Citation: Gruber P, Singh S, Andereggen L, Berberat J and Remonda L (2021) Drug-Coated Balloons for the Treatment of Symptomatic Intracranial High-Grade Stenosis: A Review of the Current Rationale. Front. Neurol. 12:692208. doi: 10.3389/fneur.2021.692208

Received: 07 April 2021; Accepted: 21 June 2021;
Published: 27 July 2021.

Edited by:

Liqun Jiao, Capital Medical University, China

Reviewed by:

Waldo Rigoberto Guerrero, University of South Florida, United States
Adam Kobayashi, Cardinal Stefan Wyszyński University, Poland

Copyright © 2021 Gruber, Singh, Andereggen, Berberat and Remonda. This is an open-access article distributed under the terms of the Creative Commons Attribution License (CC BY). The use, distribution or reproduction in other forums is permitted, provided the original author(s) and the copyright owner(s) are credited and that the original publication in this journal is cited, in accordance with accepted academic practice. No use, distribution or reproduction is permitted which does not comply with these terms.
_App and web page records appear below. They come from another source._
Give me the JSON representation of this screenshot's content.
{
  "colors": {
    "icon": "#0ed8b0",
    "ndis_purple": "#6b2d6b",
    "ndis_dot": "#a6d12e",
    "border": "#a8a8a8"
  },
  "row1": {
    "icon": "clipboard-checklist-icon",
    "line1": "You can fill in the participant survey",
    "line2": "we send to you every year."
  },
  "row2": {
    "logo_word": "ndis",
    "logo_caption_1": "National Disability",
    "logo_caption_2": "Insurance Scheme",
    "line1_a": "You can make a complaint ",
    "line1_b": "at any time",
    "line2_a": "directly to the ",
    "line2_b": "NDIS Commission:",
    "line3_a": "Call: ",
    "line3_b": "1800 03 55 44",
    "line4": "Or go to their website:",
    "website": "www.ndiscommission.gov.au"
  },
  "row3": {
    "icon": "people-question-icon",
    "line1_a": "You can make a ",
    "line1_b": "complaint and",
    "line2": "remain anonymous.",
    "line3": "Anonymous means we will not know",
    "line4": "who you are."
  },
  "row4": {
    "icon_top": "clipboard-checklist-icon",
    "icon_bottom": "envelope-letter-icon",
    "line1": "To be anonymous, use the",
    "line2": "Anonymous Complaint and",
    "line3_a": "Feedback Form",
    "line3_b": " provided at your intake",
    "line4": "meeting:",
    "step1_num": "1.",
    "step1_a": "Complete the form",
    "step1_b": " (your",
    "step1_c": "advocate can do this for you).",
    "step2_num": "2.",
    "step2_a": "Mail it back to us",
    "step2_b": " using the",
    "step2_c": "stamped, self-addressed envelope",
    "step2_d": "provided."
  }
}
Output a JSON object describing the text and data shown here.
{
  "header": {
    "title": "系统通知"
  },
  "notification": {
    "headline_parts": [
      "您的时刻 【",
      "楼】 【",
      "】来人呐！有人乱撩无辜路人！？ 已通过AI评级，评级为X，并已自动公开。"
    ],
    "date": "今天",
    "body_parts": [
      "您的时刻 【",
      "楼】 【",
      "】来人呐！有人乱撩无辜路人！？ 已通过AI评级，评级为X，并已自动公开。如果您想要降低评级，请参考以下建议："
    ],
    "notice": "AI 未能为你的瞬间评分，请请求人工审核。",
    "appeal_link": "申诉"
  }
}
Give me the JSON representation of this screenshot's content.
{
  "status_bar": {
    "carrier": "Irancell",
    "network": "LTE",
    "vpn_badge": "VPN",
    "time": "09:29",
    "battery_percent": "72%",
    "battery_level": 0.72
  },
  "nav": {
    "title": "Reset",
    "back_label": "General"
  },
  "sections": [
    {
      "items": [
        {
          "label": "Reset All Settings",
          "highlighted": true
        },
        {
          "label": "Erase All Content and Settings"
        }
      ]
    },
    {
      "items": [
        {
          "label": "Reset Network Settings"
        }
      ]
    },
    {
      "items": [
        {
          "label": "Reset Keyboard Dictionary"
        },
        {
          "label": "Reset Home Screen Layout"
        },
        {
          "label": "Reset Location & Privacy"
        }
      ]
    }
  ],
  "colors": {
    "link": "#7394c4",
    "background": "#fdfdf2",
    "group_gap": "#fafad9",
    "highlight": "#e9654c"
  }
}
*Correspondence: Philipp Gruber, philipp.gruber@ksa.ch

These authors have contributed equally to this work